Your MovieStar earns fame points and StarCoins (the virtual money in MovieStarPlanet) when you participate in the MovieStarPlanet virtual world.

StarCoins are earned when other users watch your published movies, when you watch and rate other movies, and when you play games in the chat rooms.

Fame points are earned when other users watch your published movies.

Your MovieStar starts at level 0, and when you earn fame points you rise in levels. New levels give access to new animations and access to chat rooms reserved for MovieStars at higher levels.

So you might be reading this and be a bit freaked out that young people are being social online. What if someone says something mean? What if someone is not who they say they are?

Real concerns indeed which is why it is important for adults to be in the online worlds of young people. That said, when I talked to the students, they could have given a class on the topic. They definitely knew how to handle it.

the person nicely that you don't like what they are saying.
-If they continue block and report them.

That usually did the trick. If not, they say they'd get a parent or teacher that wouldn't "freak out and ban it" involved. And, that's a real concern for kids. Too often one negative thing happens and the response from adults is to ban and block (like this school did) rather than empower and prepare our youth who are growing up in a world where being savvy on social media in crucial.

Think about it this way. What better way for children to develop literacy skills then to chat with each and create movies for a real audience. And, bonus. The children have the opportunity to connect with others from around the world.

Now check out who is behind the creation of MovieStar Planet:

The Danish Ministry of Science Technology and Innovation in cooperation with The Danish University of Education, and a number of elementary school teachers. In 2009-11 the development of MovieStarPlanet is part of the research and development project about the use of games in education called Serious Games on a Global Market Place

Here are the education objectives:

The cartoons in MovieStarPlanet are small and very simple, focusing on using English in new and motivating ways.

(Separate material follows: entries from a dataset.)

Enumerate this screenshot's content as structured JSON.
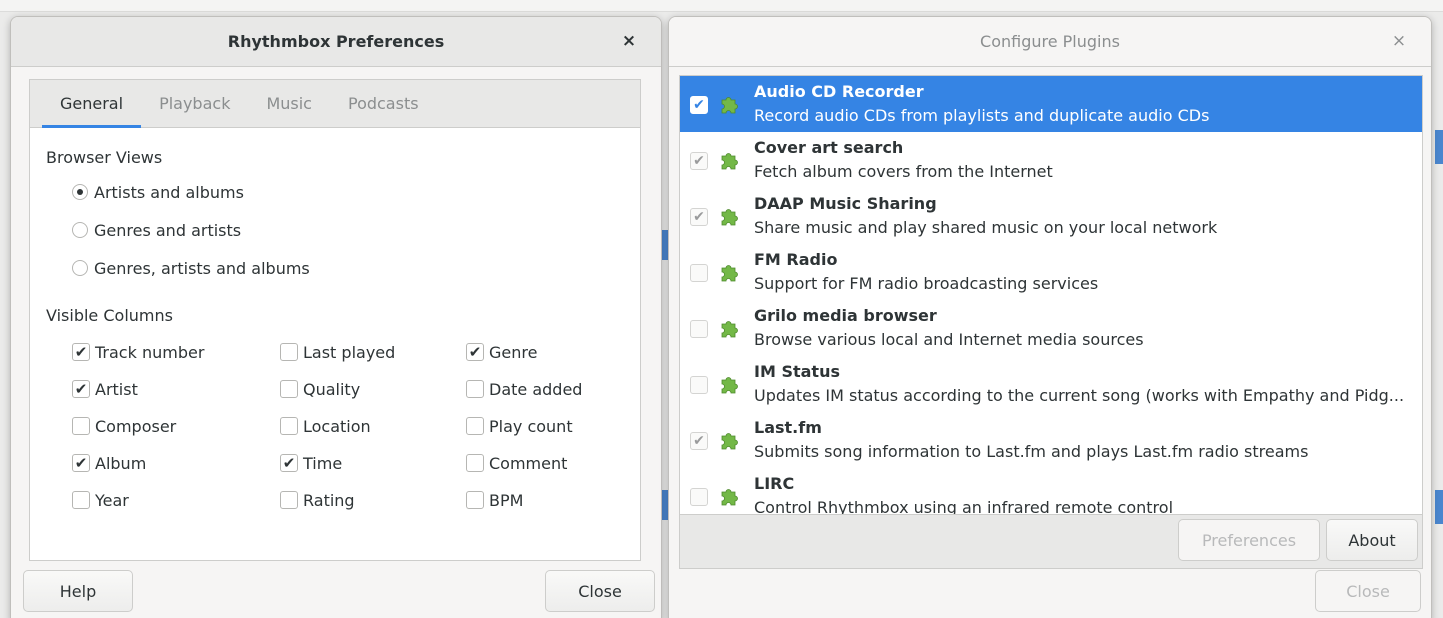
{
  "prefs": {
    "title": "Rhythmbox Preferences",
    "close_glyph": "×",
    "tabs": [
      {
        "label": "General",
        "active": true
      },
      {
        "label": "Playback",
        "active": false
      },
      {
        "label": "Music",
        "active": false
      },
      {
        "label": "Podcasts",
        "active": false
      }
    ],
    "browser_views": {
      "title": "Browser Views",
      "options": [
        {
          "label": "Artists and albums",
          "selected": true
        },
        {
          "label": "Genres and artists",
          "selected": false
        },
        {
          "label": "Genres, artists and albums",
          "selected": false
        }
      ]
    },
    "visible_columns": {
      "title": "Visible Columns",
      "items": [
        {
          "label": "Track number",
          "checked": true
        },
        {
          "label": "Artist",
          "checked": true
        },
        {
          "label": "Composer",
          "checked": false
        },
        {
          "label": "Album",
          "checked": true
        },
        {
          "label": "Year",
          "checked": false
        },
        {
          "label": "Last played",
          "checked": false
        },
        {
          "label": "Quality",
          "checked": false
        },
        {
          "label": "Location",
          "checked": false
        },
        {
          "label": "Time",
          "checked": true
        },
        {
          "label": "Rating",
          "checked": false
        },
        {
          "label": "Genre",
          "checked": true
        },
        {
          "label": "Date added",
          "checked": false
        },
        {
          "label": "Play count",
          "checked": false
        },
        {
          "label": "Comment",
          "checked": false
        },
        {
          "label": "BPM",
          "checked": false
        }
      ]
    },
    "help_label": "Help",
    "close_label": "Close"
  },
  "plugins": {
    "title": "Configure Plugins",
    "close_glyph": "×",
    "items": [
      {
        "name": "Audio CD Recorder",
        "desc": "Record audio CDs from playlists and duplicate audio CDs",
        "checked": true,
        "selected": true
      },
      {
        "name": "Cover art search",
        "desc": "Fetch album covers from the Internet",
        "checked": true,
        "selected": false
      },
      {
        "name": "DAAP Music Sharing",
        "desc": "Share music and play shared music on your local network",
        "checked": true,
        "selected": false
      },
      {
        "name": "FM Radio",
        "desc": "Support for FM radio broadcasting services",
        "checked": false,
        "selected": false
      },
      {
        "name": "Grilo media browser",
        "desc": "Browse various local and Internet media sources",
        "checked": false,
        "selected": false
      },
      {
        "name": "IM Status",
        "desc": "Updates IM status according to the current song (works with Empathy and Pidg...",
        "checked": false,
        "selected": false
      },
      {
        "name": "Last.fm",
        "desc": "Submits song information to Last.fm and plays Last.fm radio streams",
        "checked": true,
        "selected": false
      },
      {
        "name": "LIRC",
        "desc": "Control Rhythmbox using an infrared remote control",
        "checked": false,
        "selected": false
      }
    ],
    "icon": "puzzle-plugin-icon",
    "preferences_label": "Preferences",
    "about_label": "About",
    "close_label": "Close"
  },
  "colors": {
    "accent": "#3584e4",
    "plugin_icon": "#73b847"
  }
}
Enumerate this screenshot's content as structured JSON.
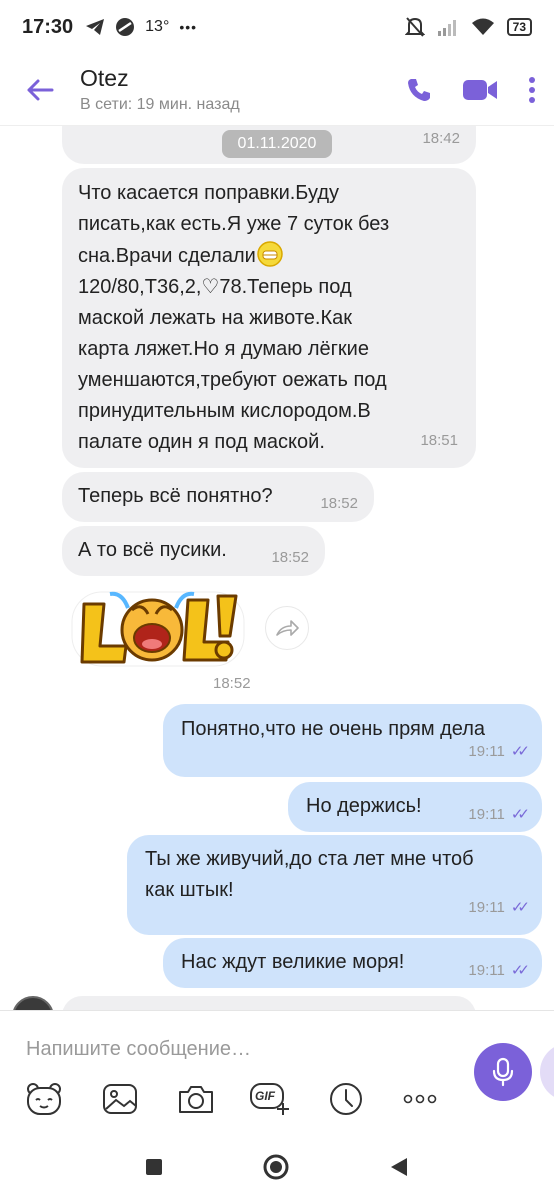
{
  "status_bar": {
    "time": "17:30",
    "temperature": "13°",
    "more": "•••",
    "battery": "73"
  },
  "header": {
    "contact_name": "Otez",
    "contact_status": "В сети: 19 мин. назад"
  },
  "chat": {
    "date_pill": "01.11.2020",
    "messages": [
      {
        "direction": "in",
        "text": "",
        "time": "18:42"
      },
      {
        "direction": "in",
        "text_lines": [
          "Что касается поправки.Буду",
          "писать,как есть.Я уже 7 суток без",
          "сна.Врачи сделали",
          "120/80,Т36,2,♡78.Теперь под",
          "маской лежать на животе.Как",
          "карта ляжет.Но я думаю лёгкие",
          "уменшаются,требуют оежать под",
          "принудительным кислородом.В",
          "палате один я под маской."
        ],
        "time": "18:51"
      },
      {
        "direction": "in",
        "text": "Теперь всё понятно?",
        "time": "18:52"
      },
      {
        "direction": "in",
        "text": "А то всё пусики.",
        "time": "18:52"
      },
      {
        "direction": "in",
        "sticker": "LOL!",
        "time": "18:52"
      },
      {
        "direction": "out",
        "text": "Понятно,что не очень прям дела",
        "time": "19:11"
      },
      {
        "direction": "out",
        "text": "Но держись!",
        "time": "19:11"
      },
      {
        "direction": "out",
        "text_lines": [
          "Ты же живучий,до ста лет мне чтоб",
          "как штык!"
        ],
        "time": "19:11"
      },
      {
        "direction": "out",
        "text": "Нас ждут великие моря!",
        "time": "19:11"
      }
    ]
  },
  "composer": {
    "placeholder": "Напишите сообщение…",
    "gif_label": "GIF"
  },
  "colors": {
    "accent": "#7b61d9",
    "incoming_bubble": "#efeff1",
    "outgoing_bubble": "#cfe3fb"
  }
}
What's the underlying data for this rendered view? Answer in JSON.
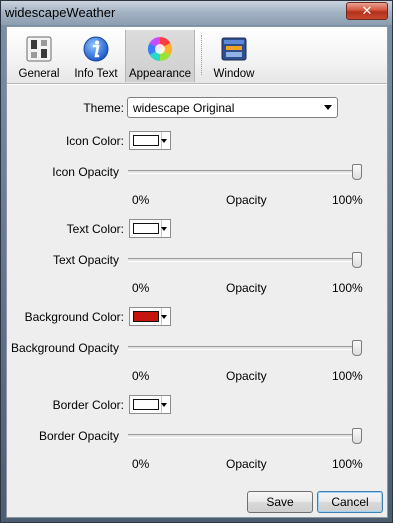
{
  "window": {
    "title": "widescapeWeather",
    "close_glyph": "✕"
  },
  "toolbar": {
    "tabs": [
      {
        "label": "General",
        "icon": "switches-icon",
        "active": false
      },
      {
        "label": "Info Text",
        "icon": "info-icon",
        "active": false
      },
      {
        "label": "Appearance",
        "icon": "color-wheel-icon",
        "active": true
      },
      {
        "label": "Window",
        "icon": "window-icon",
        "active": false
      }
    ]
  },
  "appearance": {
    "theme": {
      "label": "Theme:",
      "value": "widescape Original"
    },
    "icon_color": {
      "label": "Icon Color:",
      "value": "#ffffff"
    },
    "icon_opacity": {
      "label": "Icon Opacity",
      "value_percent": 100
    },
    "text_color": {
      "label": "Text Color:",
      "value": "#ffffff"
    },
    "text_opacity": {
      "label": "Text Opacity",
      "value_percent": 100
    },
    "background_color": {
      "label": "Background Color:",
      "value": "#c4160f"
    },
    "background_opacity": {
      "label": "Background Opacity",
      "value_percent": 100
    },
    "border_color": {
      "label": "Border Color:",
      "value": "#ffffff"
    },
    "border_opacity": {
      "label": "Border Opacity",
      "value_percent": 100
    },
    "scale": {
      "min": "0%",
      "mid": "Opacity",
      "max": "100%"
    }
  },
  "footer": {
    "save_label": "Save",
    "cancel_label": "Cancel"
  }
}
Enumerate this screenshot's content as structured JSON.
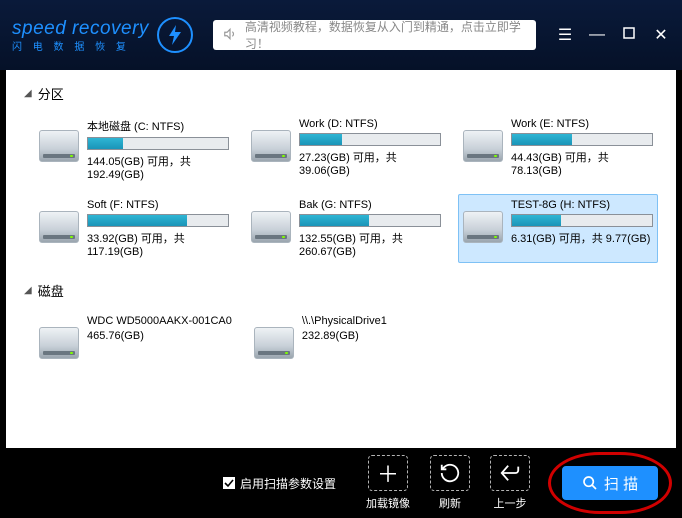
{
  "header": {
    "logo_main": "speed recovery",
    "logo_sub": "闪 电 数 据 恢 复",
    "banner_text": "高清视频教程，数据恢复从入门到精通，点击立即学习！"
  },
  "sections": {
    "partitions": "分区",
    "disks": "磁盘"
  },
  "partitions": [
    {
      "name": "本地磁盘 (C: NTFS)",
      "free": "144.05(GB)",
      "sep": "可用，共",
      "total": "192.49(GB)",
      "pct": 25
    },
    {
      "name": "Work (D: NTFS)",
      "free": "27.23(GB)",
      "sep": "可用，共",
      "total": "39.06(GB)",
      "pct": 30
    },
    {
      "name": "Work (E: NTFS)",
      "free": "44.43(GB)",
      "sep": "可用，共",
      "total": "78.13(GB)",
      "pct": 43
    },
    {
      "name": "Soft (F: NTFS)",
      "free": "33.92(GB)",
      "sep": "可用，共",
      "total": "117.19(GB)",
      "pct": 71
    },
    {
      "name": "Bak (G: NTFS)",
      "free": "132.55(GB)",
      "sep": "可用，共",
      "total": "260.67(GB)",
      "pct": 49
    },
    {
      "name": "TEST-8G (H: NTFS)",
      "free": "6.31(GB)",
      "sep": "可用，共",
      "total": "9.77(GB)",
      "pct": 35,
      "selected": true
    }
  ],
  "disks": [
    {
      "name": "WDC WD5000AAKX-001CA0",
      "size": "465.76(GB)"
    },
    {
      "name": "\\\\.\\PhysicalDrive1",
      "size": "232.89(GB)"
    }
  ],
  "footer": {
    "checkbox_label": "启用扫描参数设置",
    "load_image": "加载镜像",
    "refresh": "刷新",
    "back": "上一步",
    "scan": "扫 描"
  }
}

The cartoon medium is used to practice the written English skills of the children allowing them to:

read and write screenplays
watch their own and other children’s Movies so that they practice listening to and understanding/interpreting the English language

For the children, MovieStarPlanet is ideal for:

participating in ”language games” and role-plays
using digital media to create simple or more advanced texts
communicating with children in other grades and schools
understanding and performing simple or more advance language actions
using digital media for creative expression

Ready to get started?

Teachers: Head on over to the teacher's center.
Students: is freely available on the internet and can be freely used in education or privately by anyone.
Parents: Read
Everyone: Safety first. Read this:

Lisa Nielsen writes for and speaks to audiences across the globe about learning innovatively and is frequently covered by local and national media for her views on “Passion (not data) Driven Learning,” "Thinking Outside the Ban" to harness the power of technology for learning, and using the power of social media to provide a voice to educators and students. Ms. Nielsen has worked for more than a decade in various capacities to support learning in real and innovative ways that will prepare students for success. In addition to her award-winning blog, The Innovative Educator, Ms. Nielsen’s writing is featured in places such as Huffington Post, Tech & Learning, ISTE Connects, ASCD Wholechild, MindShift, Leading & Learning, The Unplugged Mom, and is the author the book Teaching Generation Text.

Disclaimer: The information shared here is strictly that of the author and does not reflect the opinions or endorsement of her employer.

Lisa Nielsen (@InnovativeEdu) has worked as a public-school educator and administrator since 1997. She is a prolific writer best known for her award-winning blog, The Innovative Educator. Nielsen is the author of several books and her writing has been featured in media outlets such as The New York Times, The Wall Street Journal, and Tech & Learning.  

Disclaimer: The information shared here is strictly that of the author and does not reflect the opinions or endorsement of her employer.